While Pixar’s Inside Out was enjoying a critically acclaimed bow at this year’s Cannes Film Festival, John Lasseter was there to talk about an issue that’s gradually being brought to the forefront: that of diversity in feature animation.
While progress has been made in terms of putting more female and racially diverse characters and backgrounds on the screen, John made a point of telling the press that there was more work to be done, especially where Disney and Pixar are concerned (following quotations taken from Screen Rant):
“It’s very important to us … to have female and ethnic characters. It’s grown in importance over time. As you’ll see in future films, we’re really paying attention to that… We have been seeing more and more women, and more and more people from all over the world starting to work with it. That’s exciting. I think it will get reflected in the characters.”
To that end, he pointed out one of Disney’s upcoming animated features, Moana. In particular, he highlighted the film’s Polynesian-inspired setting in comparison to the more traditional European fairy-tale setting:
“[‘Moana’ is] pretty spectacular. I guess most people think of fairy tales as European fairy tales. We’re trying to reach out and find origins of legends all over the world.”

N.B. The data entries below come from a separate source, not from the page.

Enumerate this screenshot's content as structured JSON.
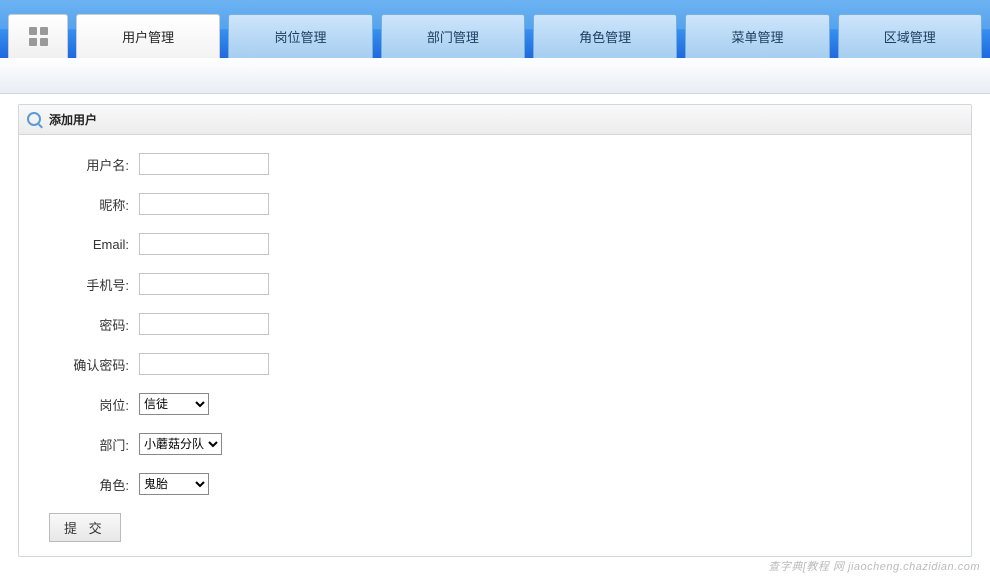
{
  "tabs": [
    {
      "label": "用户管理"
    },
    {
      "label": "岗位管理"
    },
    {
      "label": "部门管理"
    },
    {
      "label": "角色管理"
    },
    {
      "label": "菜单管理"
    },
    {
      "label": "区域管理"
    }
  ],
  "panel": {
    "title": "添加用户"
  },
  "form": {
    "username_label": "用户名:",
    "nickname_label": "昵称:",
    "email_label": "Email:",
    "phone_label": "手机号:",
    "password_label": "密码:",
    "confirm_label": "确认密码:",
    "position_label": "岗位:",
    "position_value": "信徒",
    "department_label": "部门:",
    "department_value": "小蘑菇分队",
    "role_label": "角色:",
    "role_value": "鬼胎",
    "submit_label": "提 交"
  },
  "watermark": "查字典[教程 网 jiaocheng.chazidian.com"
}
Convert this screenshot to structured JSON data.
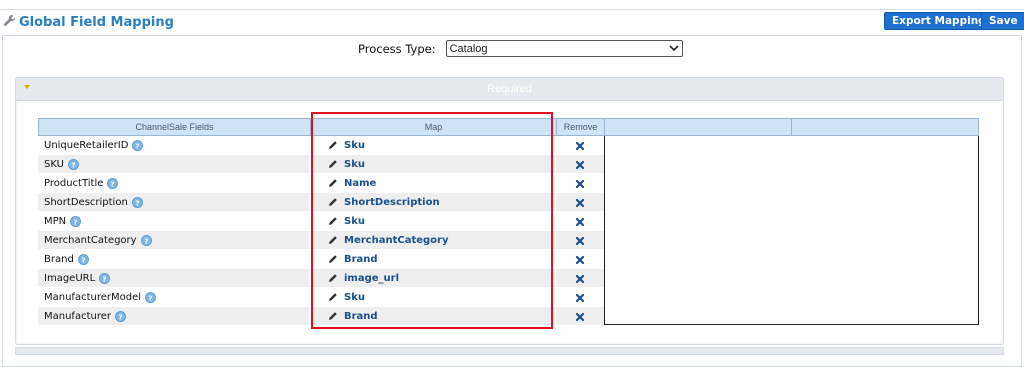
{
  "header": {
    "title": "Global Field Mapping",
    "title_icon": "wrench-icon",
    "export_label": "Export Mapping",
    "save_label": "Save"
  },
  "process": {
    "label": "Process Type:",
    "selected": "Catalog"
  },
  "section": {
    "title": "Required"
  },
  "grid": {
    "columns": [
      "ChannelSale Fields",
      "Map",
      "Remove",
      "",
      ""
    ],
    "rows": [
      {
        "field": "UniqueRetailerID",
        "map": "Sku"
      },
      {
        "field": "SKU",
        "map": "Sku"
      },
      {
        "field": "ProductTitle",
        "map": "Name"
      },
      {
        "field": "ShortDescription",
        "map": "ShortDescription"
      },
      {
        "field": "MPN",
        "map": "Sku"
      },
      {
        "field": "MerchantCategory",
        "map": "MerchantCategory"
      },
      {
        "field": "Brand",
        "map": "Brand"
      },
      {
        "field": "ImageURL",
        "map": "image_url"
      },
      {
        "field": "ManufacturerModel",
        "map": "Sku"
      },
      {
        "field": "Manufacturer",
        "map": "Brand"
      }
    ]
  },
  "colors": {
    "accent": "#2a7fc1",
    "button": "#1f6fd1",
    "highlight": "#e3101c",
    "remove": "#1a4f8f"
  }
}
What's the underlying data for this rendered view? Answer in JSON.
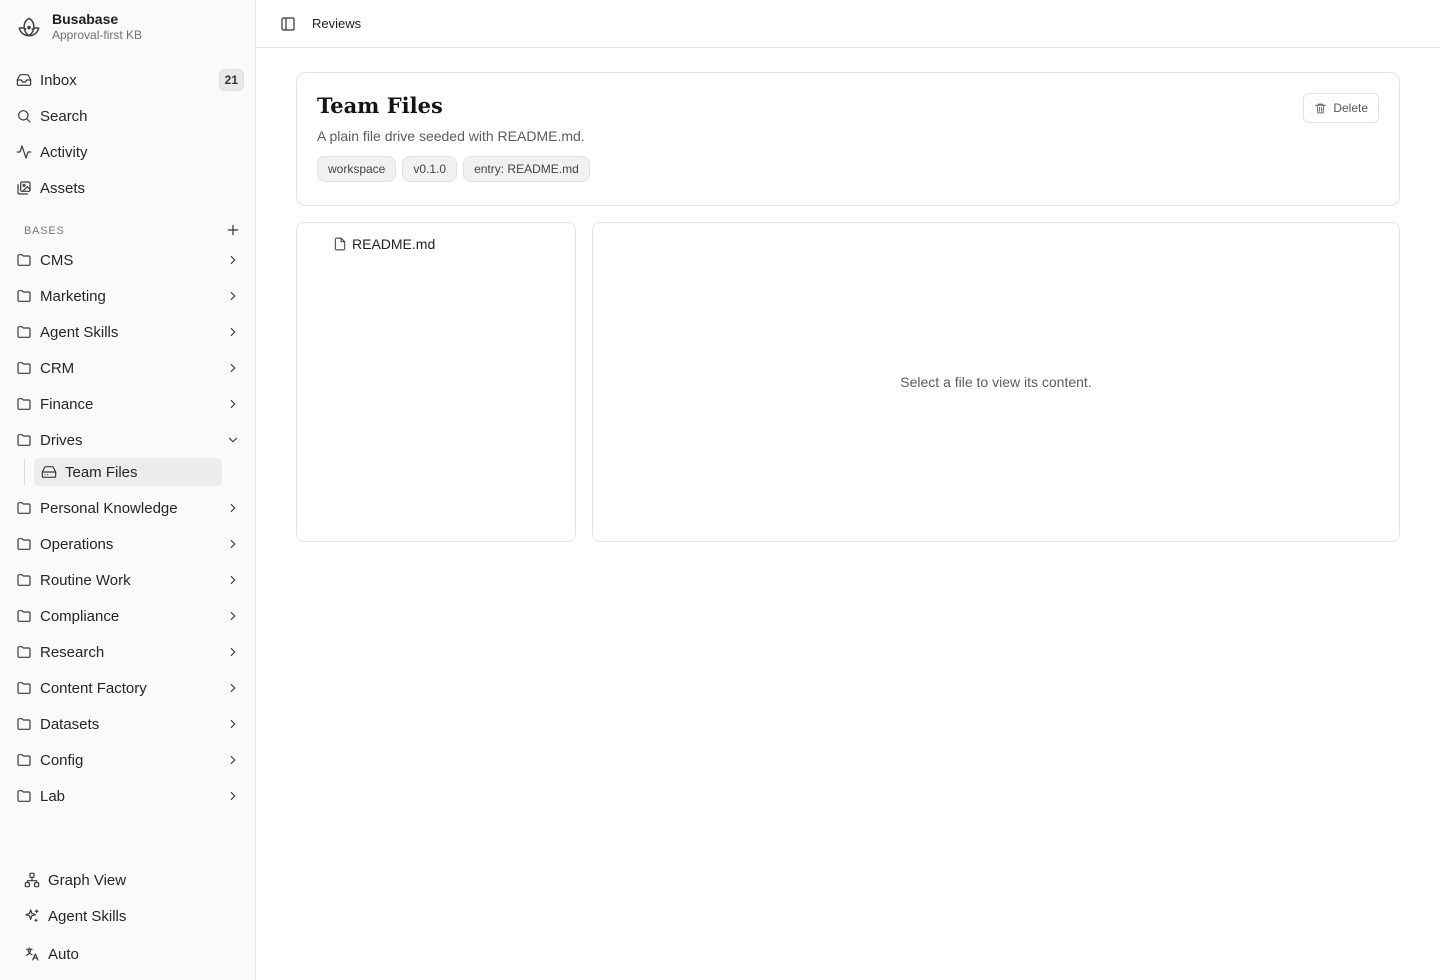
{
  "brand": {
    "name": "Busabase",
    "subtitle": "Approval-first KB",
    "logo_icon": "lotus-icon"
  },
  "nav": [
    {
      "label": "Inbox",
      "icon": "inbox-icon",
      "badge": "21"
    },
    {
      "label": "Search",
      "icon": "search-icon"
    },
    {
      "label": "Activity",
      "icon": "activity-icon"
    },
    {
      "label": "Assets",
      "icon": "images-icon"
    }
  ],
  "bases": {
    "label": "BASES",
    "items": [
      {
        "label": "CMS",
        "icon": "folder-icon",
        "expanded": false
      },
      {
        "label": "Marketing",
        "icon": "folder-icon",
        "expanded": false
      },
      {
        "label": "Agent Skills",
        "icon": "folder-icon",
        "expanded": false
      },
      {
        "label": "CRM",
        "icon": "folder-icon",
        "expanded": false
      },
      {
        "label": "Finance",
        "icon": "folder-icon",
        "expanded": false
      },
      {
        "label": "Drives",
        "icon": "folder-icon",
        "expanded": true
      },
      {
        "label": "Personal Knowledge",
        "icon": "folder-icon",
        "expanded": false
      },
      {
        "label": "Operations",
        "icon": "folder-icon",
        "expanded": false
      },
      {
        "label": "Routine Work",
        "icon": "folder-icon",
        "expanded": false
      },
      {
        "label": "Compliance",
        "icon": "folder-icon",
        "expanded": false
      },
      {
        "label": "Research",
        "icon": "folder-icon",
        "expanded": false
      },
      {
        "label": "Content Factory",
        "icon": "folder-icon",
        "expanded": false
      },
      {
        "label": "Datasets",
        "icon": "folder-icon",
        "expanded": false
      },
      {
        "label": "Config",
        "icon": "folder-icon",
        "expanded": false
      },
      {
        "label": "Lab",
        "icon": "folder-icon",
        "expanded": false
      }
    ],
    "drives_children": [
      {
        "label": "Team Files",
        "icon": "drive-icon"
      }
    ]
  },
  "footer": [
    {
      "label": "Graph View",
      "icon": "graph-icon"
    },
    {
      "label": "Agent Skills",
      "icon": "sparkles-icon"
    },
    {
      "label": "Auto",
      "icon": "language-icon"
    }
  ],
  "topbar": {
    "breadcrumb": "Reviews"
  },
  "page": {
    "title": "Team Files",
    "description": "A plain file drive seeded with README.md.",
    "tags": [
      "workspace",
      "v0.1.0",
      "entry: README.md"
    ],
    "delete_label": "Delete"
  },
  "files": [
    {
      "name": "README.md",
      "icon": "file-icon"
    }
  ],
  "viewer": {
    "empty_text": "Select a file to view its content."
  },
  "colors": {
    "sidebar_bg": "#fafafa",
    "border": "#e3e3e3",
    "active_item_bg": "#ececec"
  }
}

As I’ve said before, there has been more of an effort to feature characters of different backgrounds and races. Last year gave us The Book of Life and Big Hero 6. The former had a Mexican lead character (Monolo) in a fantasy setting inspired by Mexico and the Day of the Dead holiday. The latter had a racially diverse set of characters in an equally diverse setting (San Fransokyo). This year even gave us DreamWorks Animation’s Home, which starred a African American teenager (of ambiguous age) as a lead protagonist.

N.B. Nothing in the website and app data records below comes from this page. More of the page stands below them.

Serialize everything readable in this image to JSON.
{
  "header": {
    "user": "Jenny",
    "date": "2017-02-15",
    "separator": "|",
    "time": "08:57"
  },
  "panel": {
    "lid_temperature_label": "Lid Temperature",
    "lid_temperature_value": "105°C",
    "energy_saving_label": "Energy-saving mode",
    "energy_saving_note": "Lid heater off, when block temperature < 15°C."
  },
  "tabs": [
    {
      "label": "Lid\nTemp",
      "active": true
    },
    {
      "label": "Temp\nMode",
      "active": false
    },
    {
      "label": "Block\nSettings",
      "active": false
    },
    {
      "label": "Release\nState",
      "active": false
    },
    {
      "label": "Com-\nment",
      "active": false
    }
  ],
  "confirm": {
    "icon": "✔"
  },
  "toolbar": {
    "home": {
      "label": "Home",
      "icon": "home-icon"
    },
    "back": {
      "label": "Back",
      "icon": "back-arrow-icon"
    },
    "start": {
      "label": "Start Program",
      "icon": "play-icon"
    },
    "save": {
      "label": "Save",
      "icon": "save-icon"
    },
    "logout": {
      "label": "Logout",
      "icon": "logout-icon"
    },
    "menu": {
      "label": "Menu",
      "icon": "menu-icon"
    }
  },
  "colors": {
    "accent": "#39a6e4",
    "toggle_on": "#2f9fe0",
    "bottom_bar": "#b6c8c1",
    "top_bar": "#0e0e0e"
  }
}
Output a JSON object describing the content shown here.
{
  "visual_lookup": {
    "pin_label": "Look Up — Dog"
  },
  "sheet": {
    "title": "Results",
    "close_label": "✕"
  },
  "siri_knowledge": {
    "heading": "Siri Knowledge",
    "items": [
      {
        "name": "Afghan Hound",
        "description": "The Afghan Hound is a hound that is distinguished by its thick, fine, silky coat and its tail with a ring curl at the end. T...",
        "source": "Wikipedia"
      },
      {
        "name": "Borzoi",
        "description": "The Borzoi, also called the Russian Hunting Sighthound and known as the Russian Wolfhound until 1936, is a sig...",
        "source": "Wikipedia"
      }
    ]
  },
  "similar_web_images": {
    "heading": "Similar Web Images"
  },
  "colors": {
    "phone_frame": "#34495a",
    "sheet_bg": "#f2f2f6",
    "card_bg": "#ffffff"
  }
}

If anything, I would say this is a subject that isn’t exclusively tied down to just Disney and/or Pixar. It’s an industry-wide issue, and the goals that John stated are definitely goals that could apply to any major animation studio.
So yes, we’ll definitely see more of these types of films, either as the demand becomes louder or as they become more successful at the box office.
What do you think? Is John correct in his assessment about the need to ‘do more’? What are your thoughts on this topic?
Edited by: Kelly Conley